*Problem requirements*: Show all lines of the listing that hold the word "atrybuty".
(Exercise input begins)
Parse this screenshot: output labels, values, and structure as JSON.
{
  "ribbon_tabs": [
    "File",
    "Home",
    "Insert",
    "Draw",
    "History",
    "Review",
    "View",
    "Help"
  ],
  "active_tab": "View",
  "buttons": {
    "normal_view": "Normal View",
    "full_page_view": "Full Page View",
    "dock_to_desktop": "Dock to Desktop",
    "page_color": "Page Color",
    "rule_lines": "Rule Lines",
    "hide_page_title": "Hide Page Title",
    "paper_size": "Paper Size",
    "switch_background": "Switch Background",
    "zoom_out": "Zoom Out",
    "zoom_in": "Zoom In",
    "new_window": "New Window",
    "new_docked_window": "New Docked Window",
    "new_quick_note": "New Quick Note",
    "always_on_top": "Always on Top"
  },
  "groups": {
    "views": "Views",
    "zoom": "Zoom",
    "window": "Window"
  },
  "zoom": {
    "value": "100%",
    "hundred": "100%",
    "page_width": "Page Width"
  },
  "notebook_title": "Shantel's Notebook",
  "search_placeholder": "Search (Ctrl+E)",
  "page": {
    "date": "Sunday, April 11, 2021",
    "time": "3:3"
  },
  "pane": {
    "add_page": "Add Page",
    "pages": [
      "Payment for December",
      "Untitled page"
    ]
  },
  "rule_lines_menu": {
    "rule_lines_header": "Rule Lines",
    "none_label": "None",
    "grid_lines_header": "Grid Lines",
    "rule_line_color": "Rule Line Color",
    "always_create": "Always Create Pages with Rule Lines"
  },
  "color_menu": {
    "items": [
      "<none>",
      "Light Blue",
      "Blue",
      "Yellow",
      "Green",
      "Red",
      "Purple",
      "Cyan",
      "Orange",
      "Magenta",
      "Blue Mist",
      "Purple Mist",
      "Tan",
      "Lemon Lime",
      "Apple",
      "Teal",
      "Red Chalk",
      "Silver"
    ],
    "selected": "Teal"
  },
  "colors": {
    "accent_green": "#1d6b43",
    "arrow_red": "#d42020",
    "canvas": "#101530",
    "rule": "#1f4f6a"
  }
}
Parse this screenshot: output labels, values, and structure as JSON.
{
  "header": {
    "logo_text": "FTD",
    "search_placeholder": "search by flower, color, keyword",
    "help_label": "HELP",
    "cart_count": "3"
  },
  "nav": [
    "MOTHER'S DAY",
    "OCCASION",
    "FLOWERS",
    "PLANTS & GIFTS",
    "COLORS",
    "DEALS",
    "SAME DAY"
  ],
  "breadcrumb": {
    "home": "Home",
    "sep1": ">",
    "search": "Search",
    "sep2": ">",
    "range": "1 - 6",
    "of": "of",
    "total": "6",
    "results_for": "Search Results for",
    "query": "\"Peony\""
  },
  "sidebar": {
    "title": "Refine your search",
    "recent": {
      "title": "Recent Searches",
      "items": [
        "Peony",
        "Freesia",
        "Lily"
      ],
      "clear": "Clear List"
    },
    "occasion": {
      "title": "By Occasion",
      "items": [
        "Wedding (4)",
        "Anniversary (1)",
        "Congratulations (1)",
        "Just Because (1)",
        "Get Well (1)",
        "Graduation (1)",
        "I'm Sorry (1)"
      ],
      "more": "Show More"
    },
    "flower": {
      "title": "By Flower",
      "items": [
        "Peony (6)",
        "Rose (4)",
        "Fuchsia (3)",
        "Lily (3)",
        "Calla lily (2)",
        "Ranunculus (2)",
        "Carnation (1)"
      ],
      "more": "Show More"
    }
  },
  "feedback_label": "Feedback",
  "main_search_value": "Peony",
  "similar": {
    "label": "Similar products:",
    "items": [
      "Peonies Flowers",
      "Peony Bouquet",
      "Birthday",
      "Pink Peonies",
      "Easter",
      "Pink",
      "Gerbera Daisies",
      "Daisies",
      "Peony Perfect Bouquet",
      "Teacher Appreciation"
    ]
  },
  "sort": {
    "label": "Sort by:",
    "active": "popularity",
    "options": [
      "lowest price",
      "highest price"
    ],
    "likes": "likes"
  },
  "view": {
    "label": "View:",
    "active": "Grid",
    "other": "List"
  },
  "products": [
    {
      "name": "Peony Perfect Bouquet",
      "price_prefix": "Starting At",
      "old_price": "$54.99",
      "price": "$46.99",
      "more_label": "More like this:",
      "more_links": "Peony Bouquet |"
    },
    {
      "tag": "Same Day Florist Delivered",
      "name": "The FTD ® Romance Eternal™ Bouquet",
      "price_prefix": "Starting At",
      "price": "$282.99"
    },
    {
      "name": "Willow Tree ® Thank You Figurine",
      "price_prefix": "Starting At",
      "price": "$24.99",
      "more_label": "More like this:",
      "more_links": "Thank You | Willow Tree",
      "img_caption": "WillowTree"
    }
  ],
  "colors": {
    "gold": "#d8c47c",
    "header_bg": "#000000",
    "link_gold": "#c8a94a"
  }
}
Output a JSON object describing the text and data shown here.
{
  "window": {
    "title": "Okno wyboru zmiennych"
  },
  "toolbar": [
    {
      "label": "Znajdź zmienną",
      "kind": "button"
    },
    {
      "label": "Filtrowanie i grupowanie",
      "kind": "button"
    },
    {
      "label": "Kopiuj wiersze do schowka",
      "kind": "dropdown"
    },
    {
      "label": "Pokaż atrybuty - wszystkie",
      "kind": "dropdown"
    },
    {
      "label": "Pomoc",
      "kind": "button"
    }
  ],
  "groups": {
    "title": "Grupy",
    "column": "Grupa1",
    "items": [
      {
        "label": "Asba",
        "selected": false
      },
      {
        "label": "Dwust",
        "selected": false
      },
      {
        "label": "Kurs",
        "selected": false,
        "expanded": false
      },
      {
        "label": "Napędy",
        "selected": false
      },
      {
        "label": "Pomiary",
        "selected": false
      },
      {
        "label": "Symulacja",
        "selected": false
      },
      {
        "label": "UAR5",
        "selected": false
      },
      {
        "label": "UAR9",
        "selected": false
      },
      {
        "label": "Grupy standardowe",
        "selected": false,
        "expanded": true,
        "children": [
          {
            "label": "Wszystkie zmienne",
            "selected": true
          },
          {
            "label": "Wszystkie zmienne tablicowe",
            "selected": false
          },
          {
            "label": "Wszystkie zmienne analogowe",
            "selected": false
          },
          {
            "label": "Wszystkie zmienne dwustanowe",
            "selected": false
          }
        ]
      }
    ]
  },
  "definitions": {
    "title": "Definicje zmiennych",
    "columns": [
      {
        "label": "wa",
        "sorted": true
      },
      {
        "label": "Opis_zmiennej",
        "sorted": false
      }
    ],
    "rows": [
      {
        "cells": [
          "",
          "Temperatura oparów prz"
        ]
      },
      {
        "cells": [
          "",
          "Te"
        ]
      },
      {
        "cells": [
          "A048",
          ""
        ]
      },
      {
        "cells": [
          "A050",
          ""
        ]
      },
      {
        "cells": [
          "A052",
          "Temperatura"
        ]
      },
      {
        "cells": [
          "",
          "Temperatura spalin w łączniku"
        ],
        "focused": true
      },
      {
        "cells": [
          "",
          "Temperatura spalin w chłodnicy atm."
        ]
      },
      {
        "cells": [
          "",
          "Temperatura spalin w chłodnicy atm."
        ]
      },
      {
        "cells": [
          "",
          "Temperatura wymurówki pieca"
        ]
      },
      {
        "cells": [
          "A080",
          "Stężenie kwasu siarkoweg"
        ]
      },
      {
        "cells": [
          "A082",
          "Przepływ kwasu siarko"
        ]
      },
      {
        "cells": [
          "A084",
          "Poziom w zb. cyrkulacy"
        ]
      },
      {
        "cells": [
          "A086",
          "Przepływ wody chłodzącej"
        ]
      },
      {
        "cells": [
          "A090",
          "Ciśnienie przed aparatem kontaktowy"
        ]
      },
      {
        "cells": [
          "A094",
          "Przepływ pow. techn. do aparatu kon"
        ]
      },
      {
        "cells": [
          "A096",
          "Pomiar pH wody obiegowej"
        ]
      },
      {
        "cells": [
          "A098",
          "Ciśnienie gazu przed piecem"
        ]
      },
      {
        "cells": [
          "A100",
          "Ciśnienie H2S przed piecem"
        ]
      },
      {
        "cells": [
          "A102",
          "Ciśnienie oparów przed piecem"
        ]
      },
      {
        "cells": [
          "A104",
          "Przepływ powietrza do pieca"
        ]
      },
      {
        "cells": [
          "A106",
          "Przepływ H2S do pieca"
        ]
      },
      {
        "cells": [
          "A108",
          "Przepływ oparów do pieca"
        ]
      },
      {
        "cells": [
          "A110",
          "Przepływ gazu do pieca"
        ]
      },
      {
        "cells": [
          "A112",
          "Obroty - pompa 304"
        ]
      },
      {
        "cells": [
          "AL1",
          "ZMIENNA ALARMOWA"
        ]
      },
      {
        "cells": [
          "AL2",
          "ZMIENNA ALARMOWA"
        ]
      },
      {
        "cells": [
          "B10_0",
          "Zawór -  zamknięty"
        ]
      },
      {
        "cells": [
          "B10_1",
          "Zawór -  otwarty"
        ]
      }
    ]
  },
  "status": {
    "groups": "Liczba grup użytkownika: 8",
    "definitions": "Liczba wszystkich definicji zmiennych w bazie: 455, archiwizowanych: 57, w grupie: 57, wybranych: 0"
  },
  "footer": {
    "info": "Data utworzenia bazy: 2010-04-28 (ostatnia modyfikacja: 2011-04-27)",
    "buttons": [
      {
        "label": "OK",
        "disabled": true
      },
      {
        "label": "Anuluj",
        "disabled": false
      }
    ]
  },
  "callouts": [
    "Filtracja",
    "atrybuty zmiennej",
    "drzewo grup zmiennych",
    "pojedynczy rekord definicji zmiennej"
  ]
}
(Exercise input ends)
*Task output*:
      "label": "Pokaż atrybuty - wszystkie",
    "atrybuty zmiennej",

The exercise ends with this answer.